I have a couple of sayings here on my blog, I say ‘be kind, yo’ and sign off with the phrase ‘peace and love’. I truly believe that kindness will be the thing that changes the world. And it has been a journey to get here and a journey I still travel. I grew up believing you had to be the toughest, you had to show your worth through shouting the loudest and winning the argument. My go to state is often anger and the desire to show I am not weak. But I have learnt through my life that this isn’t the person I want to be. I don’t want to be the toughest or the alpha, I want to be the kindest, I want to be the person who others know is loyal and caring, I want to be someone who helps others, who makes a difference, who is open and warm and loving. This book reminded me that being the best isn’t about being the toughest, it is about being the kindest.
Seeing the good
It is fair to say that I loved this book. This is a book that is about community, change and making a difference, no matter how small. It isn’t too wordy or pretentious, it is written in a gentle, first person voice of a man who has done some extraordinary things yet feels like he could be your best mate. The Art of Disruption is inspiring and exciting and makes you want to be a better person.

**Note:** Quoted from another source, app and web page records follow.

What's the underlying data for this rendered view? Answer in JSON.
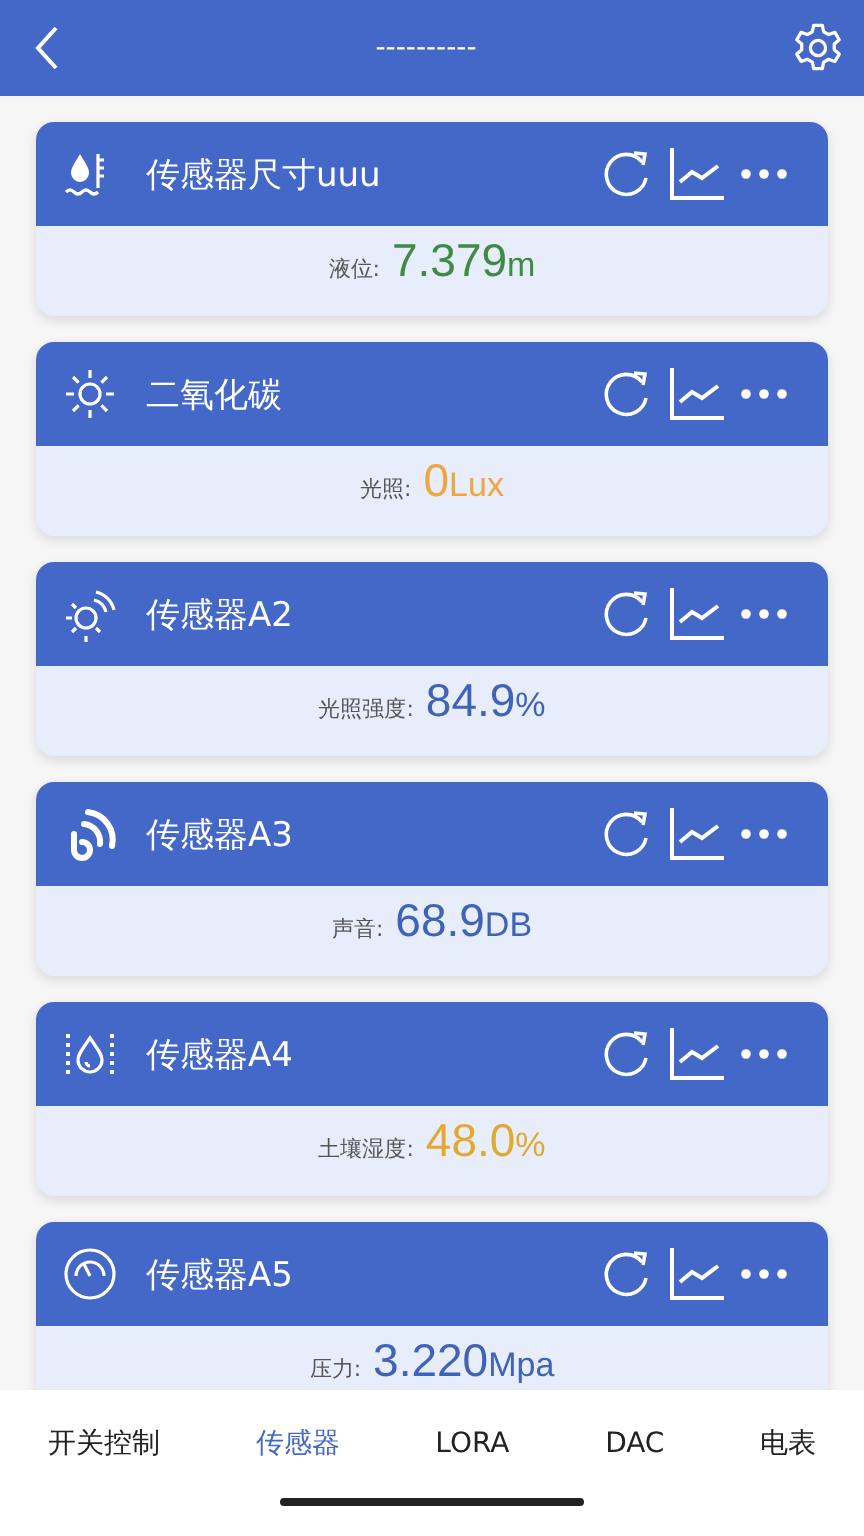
{
  "header": {
    "title": "----------"
  },
  "sensors": [
    {
      "name": "传感器尺寸uuu",
      "kind": "water-level",
      "label": "液位:",
      "value": "7.379",
      "unit": "m",
      "color": "#3f8a45"
    },
    {
      "name": "二氧化碳",
      "kind": "sun",
      "label": "光照:",
      "value": "0",
      "unit": "Lux",
      "color": "#eea640"
    },
    {
      "name": "传感器A2",
      "kind": "light-signal",
      "label": "光照强度:",
      "value": "84.9",
      "unit": "%",
      "color": "#3f63b8"
    },
    {
      "name": "传感器A3",
      "kind": "sound",
      "label": "声音:",
      "value": "68.9",
      "unit": "DB",
      "color": "#3f63b8"
    },
    {
      "name": "传感器A4",
      "kind": "humidity",
      "label": "土壤湿度:",
      "value": "48.0",
      "unit": "%",
      "color": "#e3a92e"
    },
    {
      "name": "传感器A5",
      "kind": "gauge",
      "label": "压力:",
      "value": "3.220",
      "unit": "Mpa",
      "color": "#3f63b8"
    }
  ],
  "tabs": [
    {
      "label": "开关控制",
      "selected": false
    },
    {
      "label": "传感器",
      "selected": true
    },
    {
      "label": "LORA",
      "selected": false
    },
    {
      "label": "DAC",
      "selected": false
    },
    {
      "label": "电表",
      "selected": false
    }
  ]
}
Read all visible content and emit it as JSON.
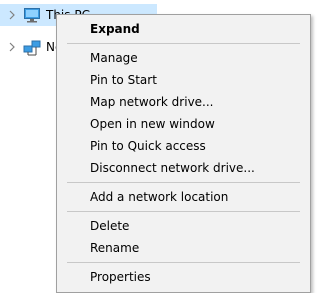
{
  "navigation_tree": {
    "items": [
      {
        "label": "This PC",
        "icon": "computer-icon",
        "selected": true
      },
      {
        "label": "Network",
        "icon": "network-icon",
        "selected": false
      }
    ]
  },
  "context_menu": {
    "groups": [
      [
        {
          "label": "Expand",
          "bold": true
        }
      ],
      [
        {
          "label": "Manage"
        },
        {
          "label": "Pin to Start"
        },
        {
          "label": "Map network drive..."
        },
        {
          "label": "Open in new window"
        },
        {
          "label": "Pin to Quick access"
        },
        {
          "label": "Disconnect network drive..."
        }
      ],
      [
        {
          "label": "Add a network location"
        }
      ],
      [
        {
          "label": "Delete"
        },
        {
          "label": "Rename"
        }
      ],
      [
        {
          "label": "Properties"
        }
      ]
    ]
  },
  "colors": {
    "selection": "#cce8ff",
    "menu_background": "#f2f2f2",
    "menu_border": "#a0a0a0",
    "separator": "#c8c8c8"
  }
}
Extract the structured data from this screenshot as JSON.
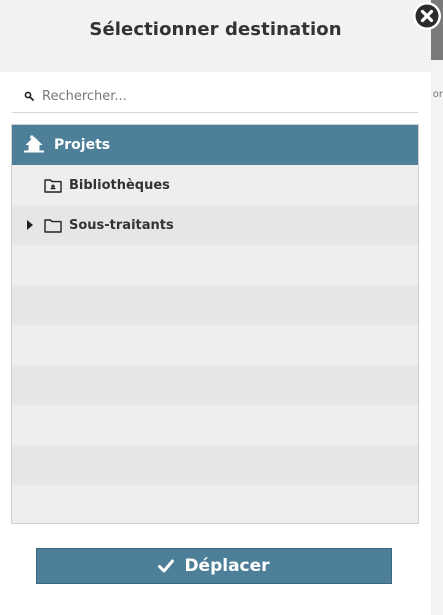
{
  "dialog": {
    "title": "Sélectionner destination"
  },
  "search": {
    "placeholder": "Rechercher..."
  },
  "tree": {
    "root": {
      "label": "Projets",
      "icon": "home-icon"
    },
    "items": [
      {
        "label": "Bibliothèques",
        "icon": "library-folder-icon",
        "expandable": false
      },
      {
        "label": "Sous-traitants",
        "icon": "folder-icon",
        "expandable": true
      }
    ]
  },
  "actions": {
    "move_label": "Déplacer",
    "move_icon": "check-icon"
  },
  "background": {
    "clipped_text": "or"
  },
  "colors": {
    "accent": "#4d7f98",
    "header_bg": "#f2f2f2",
    "tree_bg": "#ebebeb"
  }
}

Seeing the good encourages others to do the same – optimism is contagious, after all. You may even start a chain reaction of positivity and kindness, and who knows how far this will go or which mind you might spark.Magid Magid
‘The Art of Disruption, A manifesto for real change’ is widely available now. If you can, have a search of your local, independent book stores. If you are in Sheffield, I recommend La Biblioteka. Or you can buy it from Hive here. Hive supports independent book stores and is a British tax paying company. If you would like to find out more about Magid Magid, you can follow him on facebook, twitter and find his website here.
Magid Magid is in conversation with Sile Sibanda for Off the Shelf festival in Sheffield on 24 October at 7.30pm where he “presents a guide to hope, doing better, and being courageous, and shows how it’s possible to think differently about power and life.”
Peace and love